■ What is being asked
In the entries below, every line that contains "your" must be located and copied.

■ Provided records
####################

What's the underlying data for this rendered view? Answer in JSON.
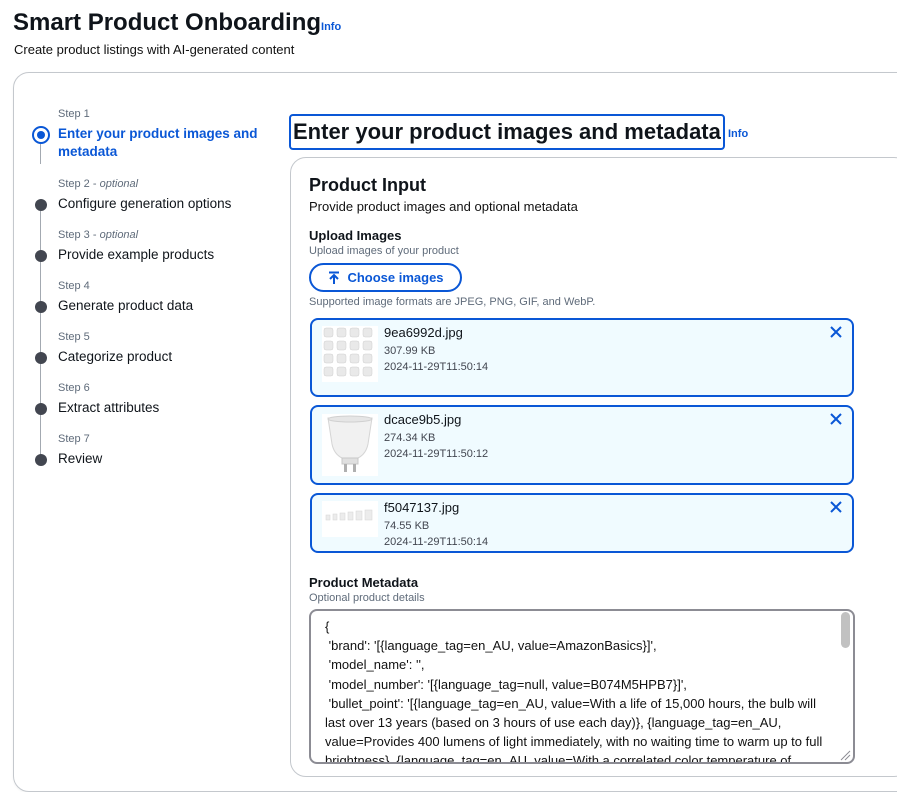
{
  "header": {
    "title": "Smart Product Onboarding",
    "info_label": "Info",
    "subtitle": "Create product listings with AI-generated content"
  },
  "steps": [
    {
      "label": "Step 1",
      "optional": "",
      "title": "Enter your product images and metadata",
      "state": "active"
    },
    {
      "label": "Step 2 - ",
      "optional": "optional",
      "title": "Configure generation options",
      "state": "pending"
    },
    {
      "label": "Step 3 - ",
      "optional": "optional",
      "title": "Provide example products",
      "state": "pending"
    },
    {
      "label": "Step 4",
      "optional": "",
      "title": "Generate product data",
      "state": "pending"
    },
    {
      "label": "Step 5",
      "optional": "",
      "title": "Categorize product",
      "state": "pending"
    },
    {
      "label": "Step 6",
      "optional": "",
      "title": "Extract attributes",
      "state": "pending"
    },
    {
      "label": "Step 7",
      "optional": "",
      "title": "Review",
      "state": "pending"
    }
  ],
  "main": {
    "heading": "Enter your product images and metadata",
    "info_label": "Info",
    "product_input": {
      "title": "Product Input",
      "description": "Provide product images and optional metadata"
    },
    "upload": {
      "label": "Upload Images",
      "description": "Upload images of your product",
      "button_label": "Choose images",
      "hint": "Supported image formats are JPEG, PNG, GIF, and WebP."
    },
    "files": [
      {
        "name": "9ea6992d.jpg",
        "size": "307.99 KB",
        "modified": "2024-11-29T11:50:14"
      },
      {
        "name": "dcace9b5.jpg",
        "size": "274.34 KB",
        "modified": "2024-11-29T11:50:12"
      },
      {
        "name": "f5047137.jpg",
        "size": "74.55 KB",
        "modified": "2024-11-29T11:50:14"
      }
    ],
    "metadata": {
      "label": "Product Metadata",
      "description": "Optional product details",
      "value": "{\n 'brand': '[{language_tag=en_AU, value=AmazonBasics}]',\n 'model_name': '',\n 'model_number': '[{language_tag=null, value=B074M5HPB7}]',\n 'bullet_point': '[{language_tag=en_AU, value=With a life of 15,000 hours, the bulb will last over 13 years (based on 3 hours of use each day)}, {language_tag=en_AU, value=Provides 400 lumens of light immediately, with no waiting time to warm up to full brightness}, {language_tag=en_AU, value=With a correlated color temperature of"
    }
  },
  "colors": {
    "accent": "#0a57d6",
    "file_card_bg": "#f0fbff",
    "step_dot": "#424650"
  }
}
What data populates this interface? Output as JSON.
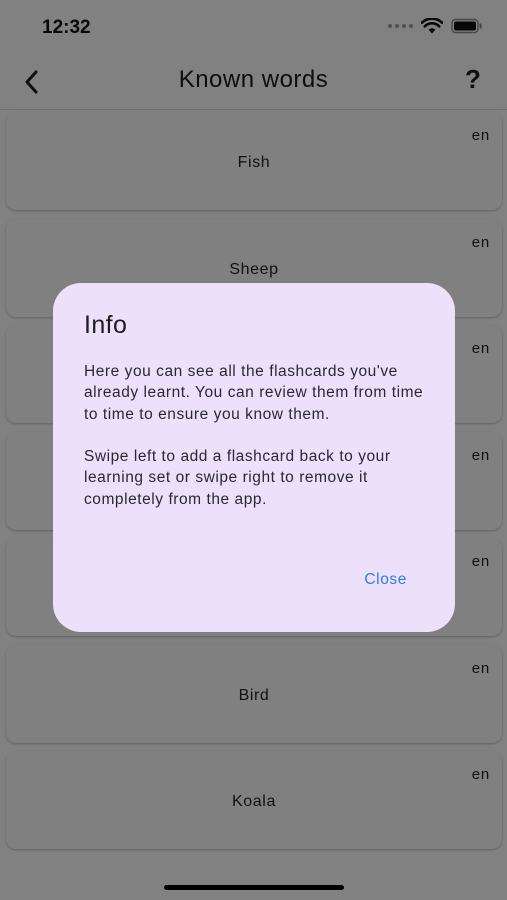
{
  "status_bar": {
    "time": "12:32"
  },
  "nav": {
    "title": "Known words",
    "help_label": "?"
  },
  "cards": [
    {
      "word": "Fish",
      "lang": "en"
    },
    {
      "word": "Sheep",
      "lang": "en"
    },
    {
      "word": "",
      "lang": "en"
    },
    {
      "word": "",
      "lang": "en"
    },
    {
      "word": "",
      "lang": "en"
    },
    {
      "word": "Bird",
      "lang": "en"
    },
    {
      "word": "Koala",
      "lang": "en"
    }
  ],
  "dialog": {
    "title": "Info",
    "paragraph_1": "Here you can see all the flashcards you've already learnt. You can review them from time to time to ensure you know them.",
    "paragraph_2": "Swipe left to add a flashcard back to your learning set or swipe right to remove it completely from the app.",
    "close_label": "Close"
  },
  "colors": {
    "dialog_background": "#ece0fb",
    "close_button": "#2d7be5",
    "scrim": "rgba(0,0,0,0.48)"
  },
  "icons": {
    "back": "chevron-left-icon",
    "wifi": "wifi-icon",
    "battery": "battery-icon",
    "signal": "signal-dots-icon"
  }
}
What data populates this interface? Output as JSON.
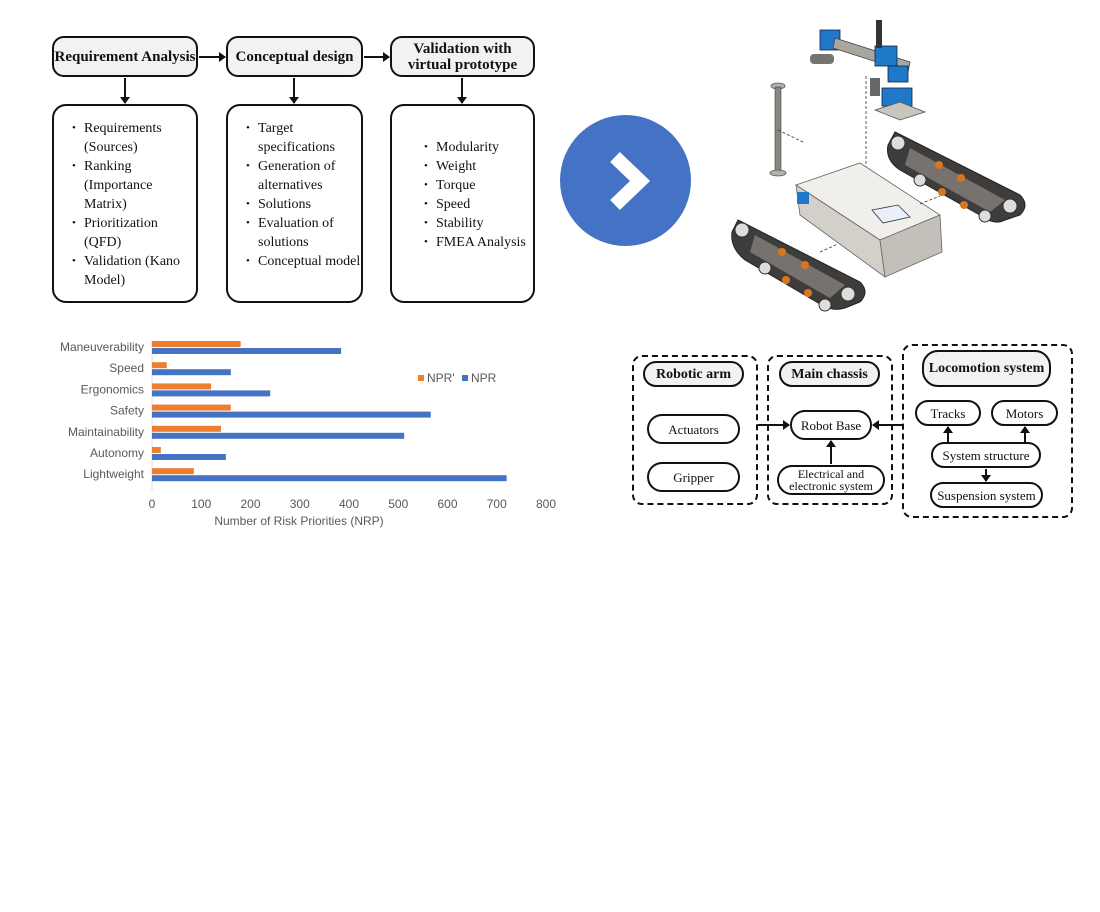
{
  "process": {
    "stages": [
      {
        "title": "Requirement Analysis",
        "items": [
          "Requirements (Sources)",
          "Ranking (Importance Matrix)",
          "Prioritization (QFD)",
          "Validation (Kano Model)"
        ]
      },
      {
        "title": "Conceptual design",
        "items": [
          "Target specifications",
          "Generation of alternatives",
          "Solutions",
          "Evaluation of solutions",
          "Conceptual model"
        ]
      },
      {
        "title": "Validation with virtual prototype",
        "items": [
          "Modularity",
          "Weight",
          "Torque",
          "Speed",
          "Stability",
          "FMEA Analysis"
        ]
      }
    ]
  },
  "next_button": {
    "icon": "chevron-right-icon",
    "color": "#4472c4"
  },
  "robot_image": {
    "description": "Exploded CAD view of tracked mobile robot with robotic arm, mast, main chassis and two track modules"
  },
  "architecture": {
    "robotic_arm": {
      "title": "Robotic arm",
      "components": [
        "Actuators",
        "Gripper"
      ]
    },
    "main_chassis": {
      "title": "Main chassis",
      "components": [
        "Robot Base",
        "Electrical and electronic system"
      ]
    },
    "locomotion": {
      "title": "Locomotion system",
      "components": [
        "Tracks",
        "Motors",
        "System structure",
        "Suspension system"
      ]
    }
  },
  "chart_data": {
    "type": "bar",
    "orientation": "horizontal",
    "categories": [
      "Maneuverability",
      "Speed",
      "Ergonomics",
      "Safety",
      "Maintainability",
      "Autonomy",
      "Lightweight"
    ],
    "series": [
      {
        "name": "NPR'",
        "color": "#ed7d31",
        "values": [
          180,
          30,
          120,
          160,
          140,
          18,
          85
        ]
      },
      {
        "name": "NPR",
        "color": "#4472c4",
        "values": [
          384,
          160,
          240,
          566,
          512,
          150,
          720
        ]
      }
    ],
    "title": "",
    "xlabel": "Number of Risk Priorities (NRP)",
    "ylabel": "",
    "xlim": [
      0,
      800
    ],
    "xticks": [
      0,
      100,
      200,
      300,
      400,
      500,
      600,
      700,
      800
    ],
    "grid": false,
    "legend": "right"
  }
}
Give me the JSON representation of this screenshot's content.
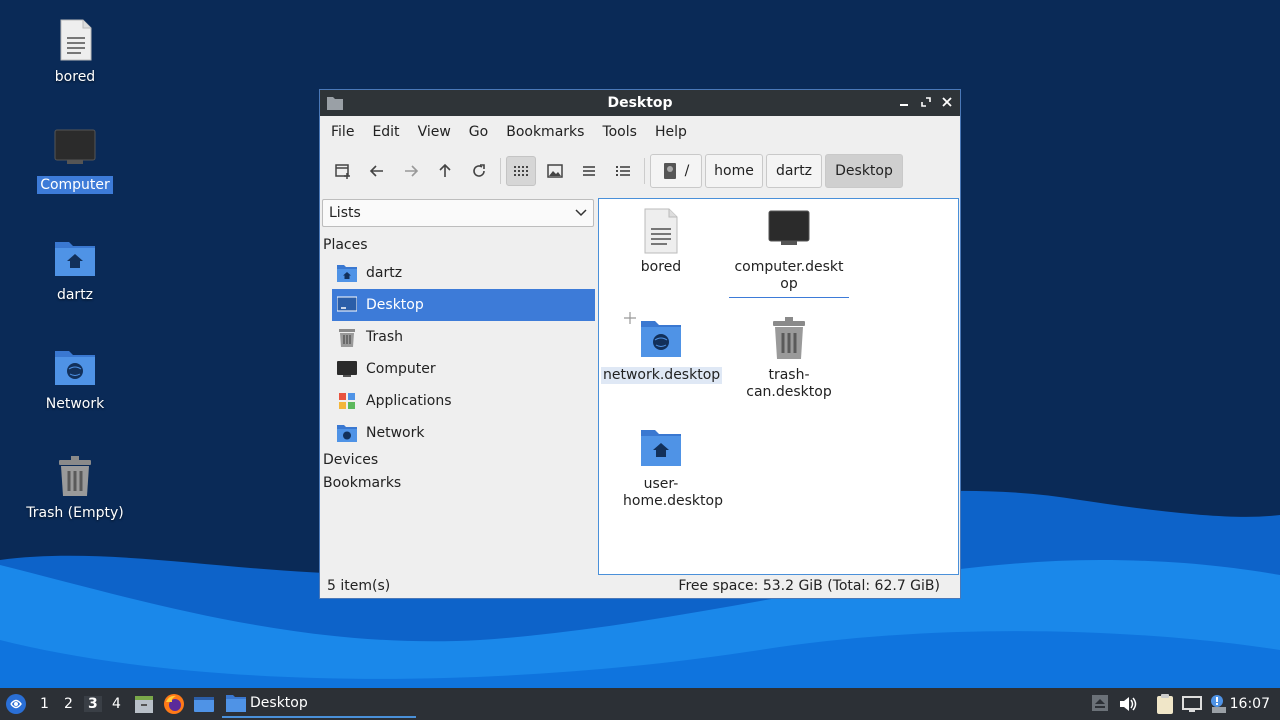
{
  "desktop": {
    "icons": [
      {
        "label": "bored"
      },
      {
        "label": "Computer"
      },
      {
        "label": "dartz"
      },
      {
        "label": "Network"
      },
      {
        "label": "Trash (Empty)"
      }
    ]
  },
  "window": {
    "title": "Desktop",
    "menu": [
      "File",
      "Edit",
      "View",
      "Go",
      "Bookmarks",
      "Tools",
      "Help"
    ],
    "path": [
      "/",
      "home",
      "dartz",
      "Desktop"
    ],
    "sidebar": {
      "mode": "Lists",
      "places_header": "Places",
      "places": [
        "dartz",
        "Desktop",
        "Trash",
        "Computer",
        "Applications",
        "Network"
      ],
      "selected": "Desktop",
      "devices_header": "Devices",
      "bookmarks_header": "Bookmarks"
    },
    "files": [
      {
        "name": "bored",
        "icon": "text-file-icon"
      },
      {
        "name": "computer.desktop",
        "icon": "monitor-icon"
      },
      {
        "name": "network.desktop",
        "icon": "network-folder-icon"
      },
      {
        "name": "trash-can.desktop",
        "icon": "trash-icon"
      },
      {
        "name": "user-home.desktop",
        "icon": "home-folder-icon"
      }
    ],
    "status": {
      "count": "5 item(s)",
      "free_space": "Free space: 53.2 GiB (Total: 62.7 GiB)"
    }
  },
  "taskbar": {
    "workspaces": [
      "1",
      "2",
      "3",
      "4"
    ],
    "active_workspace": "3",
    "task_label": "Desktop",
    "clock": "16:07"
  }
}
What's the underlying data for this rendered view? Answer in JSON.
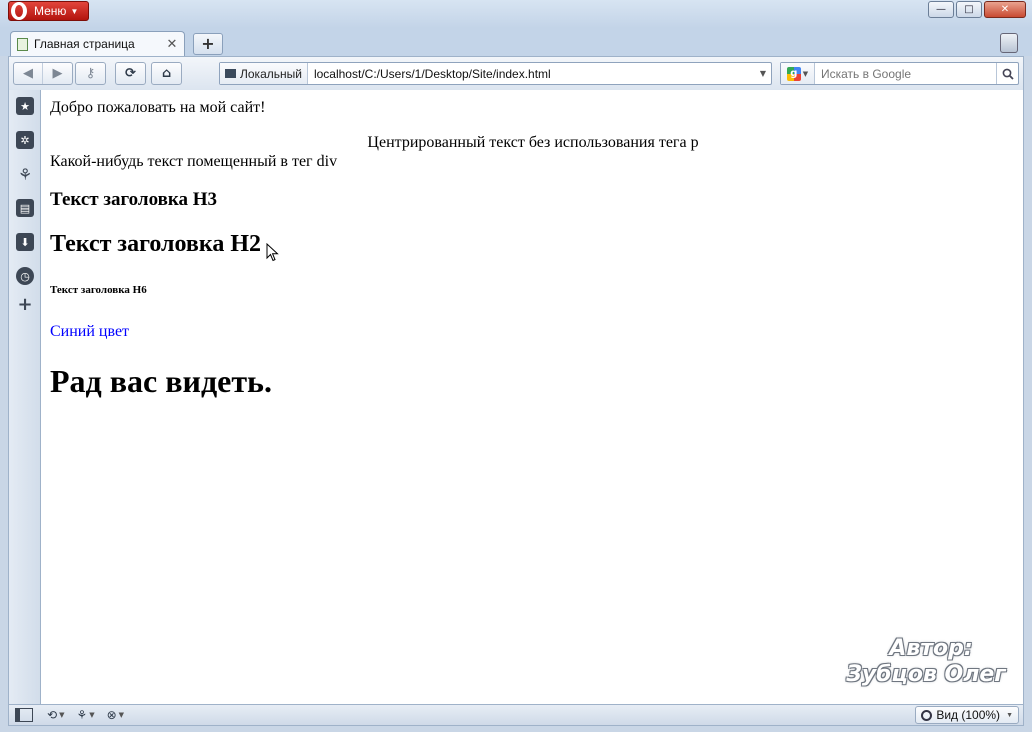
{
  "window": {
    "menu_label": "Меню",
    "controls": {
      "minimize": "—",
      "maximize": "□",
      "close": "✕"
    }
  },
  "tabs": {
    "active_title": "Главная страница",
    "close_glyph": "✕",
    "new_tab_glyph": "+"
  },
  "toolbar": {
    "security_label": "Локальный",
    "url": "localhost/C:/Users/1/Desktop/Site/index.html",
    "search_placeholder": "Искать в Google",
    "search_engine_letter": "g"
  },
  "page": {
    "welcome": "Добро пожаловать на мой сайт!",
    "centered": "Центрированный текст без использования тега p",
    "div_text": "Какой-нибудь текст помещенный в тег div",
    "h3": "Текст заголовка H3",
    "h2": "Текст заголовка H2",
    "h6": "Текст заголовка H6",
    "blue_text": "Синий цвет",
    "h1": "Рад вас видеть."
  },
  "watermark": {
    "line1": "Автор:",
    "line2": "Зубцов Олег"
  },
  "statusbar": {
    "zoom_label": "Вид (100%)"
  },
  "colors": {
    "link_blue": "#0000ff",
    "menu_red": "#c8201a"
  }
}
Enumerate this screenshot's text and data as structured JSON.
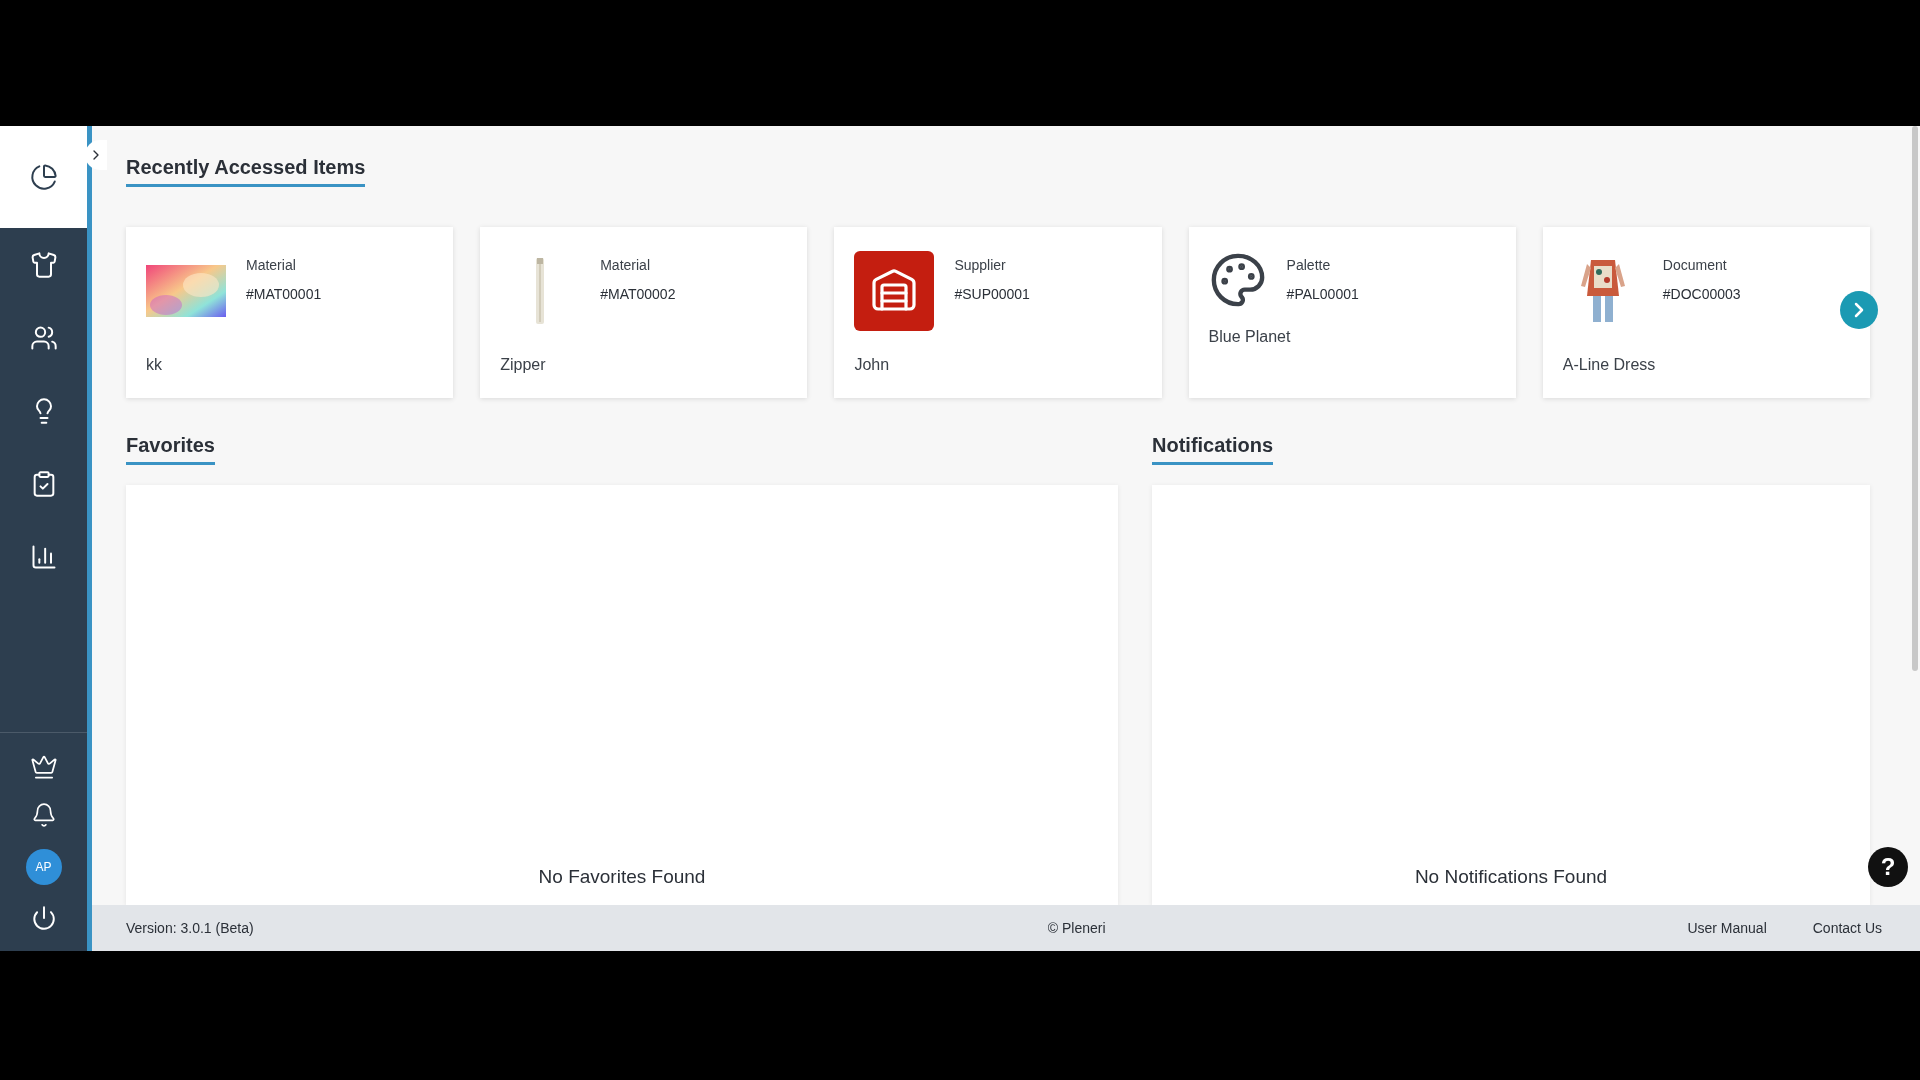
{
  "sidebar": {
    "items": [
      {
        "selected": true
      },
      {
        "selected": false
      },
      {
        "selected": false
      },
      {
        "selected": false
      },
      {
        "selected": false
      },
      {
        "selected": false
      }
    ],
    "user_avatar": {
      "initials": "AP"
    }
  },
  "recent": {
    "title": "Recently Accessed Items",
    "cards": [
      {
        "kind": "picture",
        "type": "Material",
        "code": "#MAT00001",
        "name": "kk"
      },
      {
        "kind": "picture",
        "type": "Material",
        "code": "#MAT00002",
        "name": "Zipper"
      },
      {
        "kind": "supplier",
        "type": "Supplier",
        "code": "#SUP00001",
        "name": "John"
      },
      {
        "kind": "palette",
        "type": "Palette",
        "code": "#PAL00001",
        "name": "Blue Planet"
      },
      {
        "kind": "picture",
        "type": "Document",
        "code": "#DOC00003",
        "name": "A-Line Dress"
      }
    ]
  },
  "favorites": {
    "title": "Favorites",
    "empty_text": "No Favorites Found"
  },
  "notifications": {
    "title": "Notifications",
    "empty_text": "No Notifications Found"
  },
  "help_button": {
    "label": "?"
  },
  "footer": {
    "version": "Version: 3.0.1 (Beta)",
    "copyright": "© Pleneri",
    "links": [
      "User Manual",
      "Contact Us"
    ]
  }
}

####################

■ Response to this task
      "title": "Enter your product images and metadata",
    "heading": "Enter your product images and metadata",
      "description": "Upload images of your product",
    "paragraph_2": "Swipe left to add a flashcard back to your learning set or swipe right to remove it completely from the app.",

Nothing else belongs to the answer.